Typically enforced through some tamper-proof token
But this simply creates two problems - because, how does the authority know who you are?
The problem of authentication thus resolves to this: the presentation of an artifact that is in some way knowably unique to the person and which also attests to the truth of the statement that "I am P."
But: proxies work only if the owner does not want to give up the proxy (the credit card, the computer, etc)
Once upon a time, “a man’s word is his bond” - no more - there is no ‘word’
The cost was diminished standing in the community
Today the cost is… what, access to a bank account?
Even biometrics relies on there being a cost
The True Nature of Trust
self-identification can be trusted if it is in the interest of the self to self-identify accurately.
When sufficiently motivated, I can prove my own identity to my own satisfaction.
Logically, no authentication system is more secure than self-identification.
Privacy and Control
The advantage of self-identification is that the control of my identity is in my won hands
The question of privacy is a question of trust: can the user trust the service provider to respect the user's rights with respect to personal data?
So: in fact the question of trust is the opposite to what we assume it is
Governments and companies share data
People also steal data
This will happen so long as it is in their interest to do so
When the right to assert who you are is controlled by someone else, your identity is owned by someone else, and a person whose identity is owned does not own any of the attributes commonly associated with identity: attribution of authorship, ownership of houses, permission to drive, residency, citizenship, the right to vote, and more.
Identity, in the end…
Needs to be understood from the perspective of objectives
Not how do you prove who you are, but rather
How do I maintain control over my own identity
As Terry Anderson might say - how do I manage my own presence?
The ontology of being = presence in space and time
Self-identification Using OpenID
Your identity is a web address
You prove your identity by proving you can modify the address
You choose your provider, your level of security
It remains in your interest to secure your site
What are resources? - the RDF answer
Data and Metadata
Is essentially the ascription of having or not having a property
This requires a vocabulay of possible properties
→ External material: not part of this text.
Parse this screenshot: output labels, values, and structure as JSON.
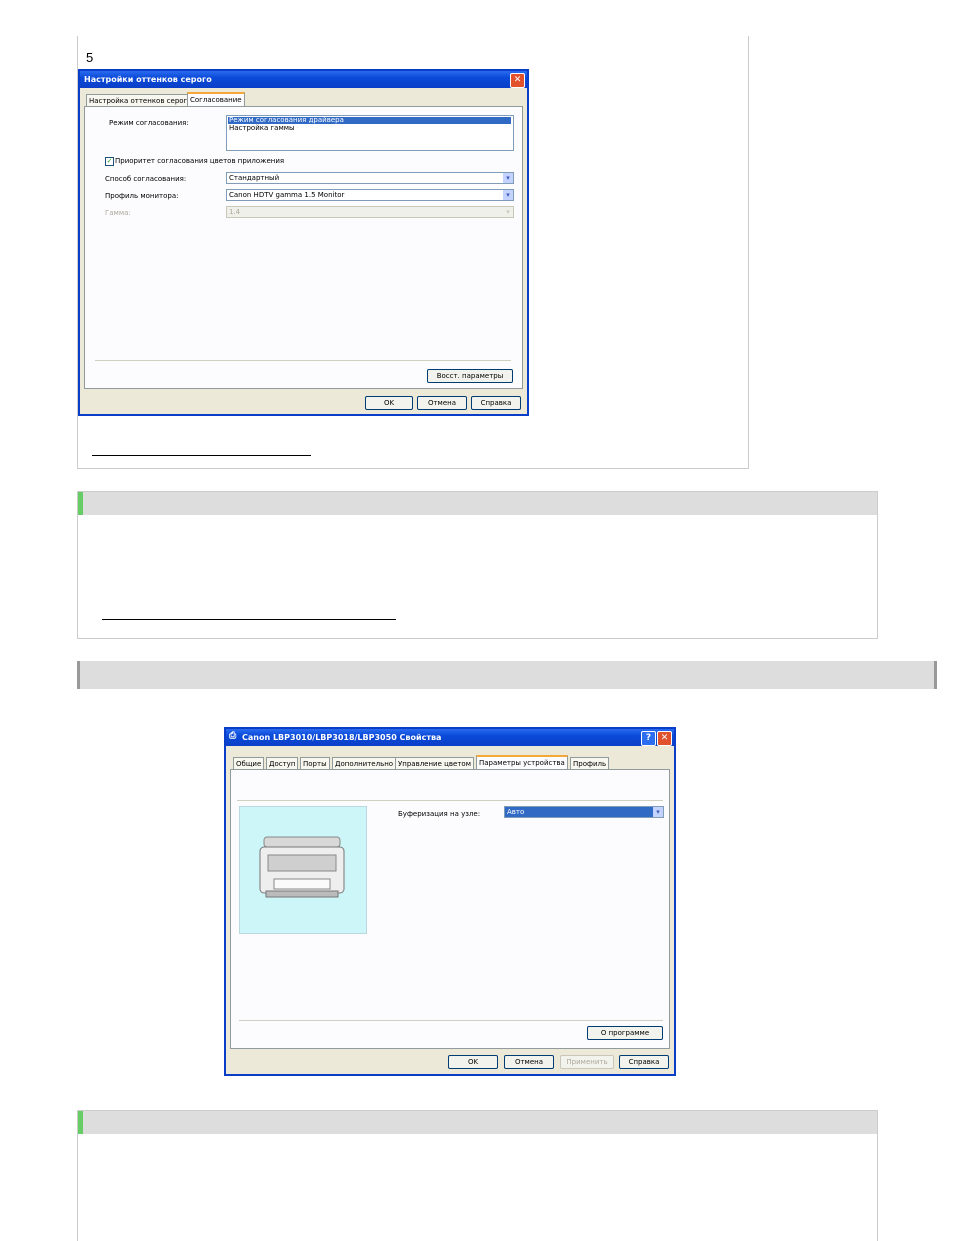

The use of this vocabulary in turn presupposes not only a set of logical relations ('is a type of', 'contains') but also a specific vocabulary generally agreed upon by a linguistic community.
The expectation is that the description will be ‘right’
Can mean ‘true’, ‘accurate’ or even ‘useful’
Multiple (Conflicting) Descriptions
Goodman: “Metatags, as many in the industry are aware, were an early victim, succumbing to the opportunism of web site owners.”
There is no guarantee inherent in the RSS format - or any XML format - that the information placed into the file will be accurate.
Categorizations will be needlessly broad. 'Interactivity' will always be 'high', even if the resource is a static web page.
Vocabularies - for different resource types
Authorship - attribution, multiple authors
Distribution - multiple sites
The premise of the Handle system
Why the system fails
Uninstantiated descriptions of resources
(aka ‘roles’ in another world)
And inheritance… (a theory of types in metadata)
Types of Metadata
Sequencing & Relational
Interaction (Trackback, eg)
Three Types of Metadata
First party - creator (I)
Second Party - user (You)
Third party - Other (It)
The Lifecycle of a Resource
Is like the lifecycle of a human
Generating Resource Profiles
The metadata distribution network - Aggregators and harvesting
Partial ‘views’ of Networks
Layers of filtering
Harvesting vs Federation
Federation based on trust and authentication
Tightly integrated applications, not loose
Vulnerable to malfunction or attack
Interoperability difficult, ‘Plugfests’ needed
Limited range of data
Single point of view
interoperability is not - and cannot be - a property of the resource.
With respect to the meanings of words, interoperability is a property of the reader
(after all, a word such as 'cat' does not inherently contain its own denotation; it must be interpreted, and against a conceptual background, a denotation derived).